Art Laffer, an economist in the Reagan White House, appeared on Fox News to discuss the terrifying prospect of raising the minimum wage for fast-food workers to somewhere above the poverty line. Laffer is the brains behind supply-side or “trickle down” economics, which has been Republican orthodoxy since the Reagan administration, and is the namesake of the “Laffer curve.” 


The Tuesday segment centered around last week’s news that fast-food giant McDonald’s is testing automated drive-thru ordering at Chicago-area restaurants, which former CEO Ed Rensi told Fox earlier this week would lead to a loss of jobs. Rensi blamed the move on the push to increase the minimum wage. 

“For those people... who are coming into the labor workforce brand fresh, not old-timers who’ve been around for a while—the poor, the minorities, the disenfranchised, those with less education, young people who haven’t had the job experience—these people aren’t worth $15 an hour in most cases,” Laffer said. 

Laffer then portrayed fast-food jobs as a sort of apprenticeship, rather than difficult, demanding jobs in and of themselves. In reality, just 30 percent of fast food workers are teenagers, a 2013 analysis by the Center for Economic Policy and Research found

“When you have a $15 an hour minimum wage, [workers] don’t get that first job, they don’t get the requisite skills to earn above the minimum wage. And after a few years they become unemployable, and after they become unemployable, they become hostile,” Laffer continued.

“I love the technology, but the technology is replacing jobs for these people, and it’s a killer for people who need the help the most.”


Laffer’s comments understandably drew immediate outrage on Twitter. 

“Why do you believe Americans who are minorities or who are poor are not worth $15 an hour, but Americans who are white or who are not poor are worth $15 an hour?” California Rep. Ted Lieu tweeted. 

In 2019, former President Donald Trump awarded Laffer the Presidential Medal of Freedom, the country’s highest civilian honor. “Few people in history have revolutionized economic thought and policy like Dr. Art Laffer,” Trump said at a White House ceremony.

“Today, our nation is stronger, our people more prosperous, and the world a much better place because of the brilliance and boldness of Dr. Arthur Laffer.”

In May, faced with increasing competition in a tight labor market, fast-casual Mexican chain Chipotle announced plans to raise their average wage to $15 an hour by the end of June, saying hourly workers would make between $11 and $18 per hour.

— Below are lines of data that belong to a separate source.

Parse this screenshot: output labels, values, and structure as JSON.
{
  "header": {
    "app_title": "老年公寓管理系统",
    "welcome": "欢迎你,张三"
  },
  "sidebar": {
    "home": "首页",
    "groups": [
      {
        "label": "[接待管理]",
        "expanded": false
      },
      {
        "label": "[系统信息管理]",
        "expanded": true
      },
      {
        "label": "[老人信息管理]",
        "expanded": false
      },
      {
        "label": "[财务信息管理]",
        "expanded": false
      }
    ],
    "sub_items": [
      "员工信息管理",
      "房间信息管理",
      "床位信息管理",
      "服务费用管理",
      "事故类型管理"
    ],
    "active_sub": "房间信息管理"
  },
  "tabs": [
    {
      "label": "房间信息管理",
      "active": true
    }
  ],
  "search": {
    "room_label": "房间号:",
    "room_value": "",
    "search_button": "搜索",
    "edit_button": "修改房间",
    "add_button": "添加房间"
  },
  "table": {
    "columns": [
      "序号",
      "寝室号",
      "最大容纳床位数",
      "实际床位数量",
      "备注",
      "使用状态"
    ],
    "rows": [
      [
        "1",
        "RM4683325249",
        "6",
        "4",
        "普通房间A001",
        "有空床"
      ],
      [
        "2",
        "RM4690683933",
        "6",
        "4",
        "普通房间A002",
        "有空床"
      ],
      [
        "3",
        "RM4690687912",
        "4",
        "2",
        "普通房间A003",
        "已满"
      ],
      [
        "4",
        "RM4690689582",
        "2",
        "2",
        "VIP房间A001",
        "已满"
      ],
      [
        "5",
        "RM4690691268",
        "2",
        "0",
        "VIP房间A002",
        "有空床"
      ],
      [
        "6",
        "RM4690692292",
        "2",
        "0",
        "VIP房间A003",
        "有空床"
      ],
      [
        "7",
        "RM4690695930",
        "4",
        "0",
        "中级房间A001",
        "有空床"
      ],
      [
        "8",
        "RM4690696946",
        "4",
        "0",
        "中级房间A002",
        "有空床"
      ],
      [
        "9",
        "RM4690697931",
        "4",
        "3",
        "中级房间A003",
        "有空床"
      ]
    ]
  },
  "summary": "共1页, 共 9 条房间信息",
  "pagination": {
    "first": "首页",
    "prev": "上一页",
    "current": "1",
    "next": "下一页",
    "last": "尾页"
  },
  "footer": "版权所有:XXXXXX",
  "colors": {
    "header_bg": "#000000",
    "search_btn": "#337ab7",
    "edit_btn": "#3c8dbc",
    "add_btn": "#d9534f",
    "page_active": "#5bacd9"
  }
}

McDonald’s followed that up by saying it would raise its wages by an average of 10 percent and bring entry-level workers to at least $11 per hour, although that change only affects the corporation’s 650 company-owned restaurants, which make up just 5 percent of stores total. 

Last month, fast-food workers in more than a dozen U.S. cities aligned with the Fight for $15 campaign went on strike to demand the company raise the minimum wage to $15 an hour. 

“I have to work at McDonald’s and six other delivery jobs and I shouldn’t have to work paycheck to paycheck to survive—no parent should,” Ieshia Townsend, a McDonald’s worker in Chicago said at a rally. “[A $15 minimum wage] needs to be in effect today. You have the funds to do it.”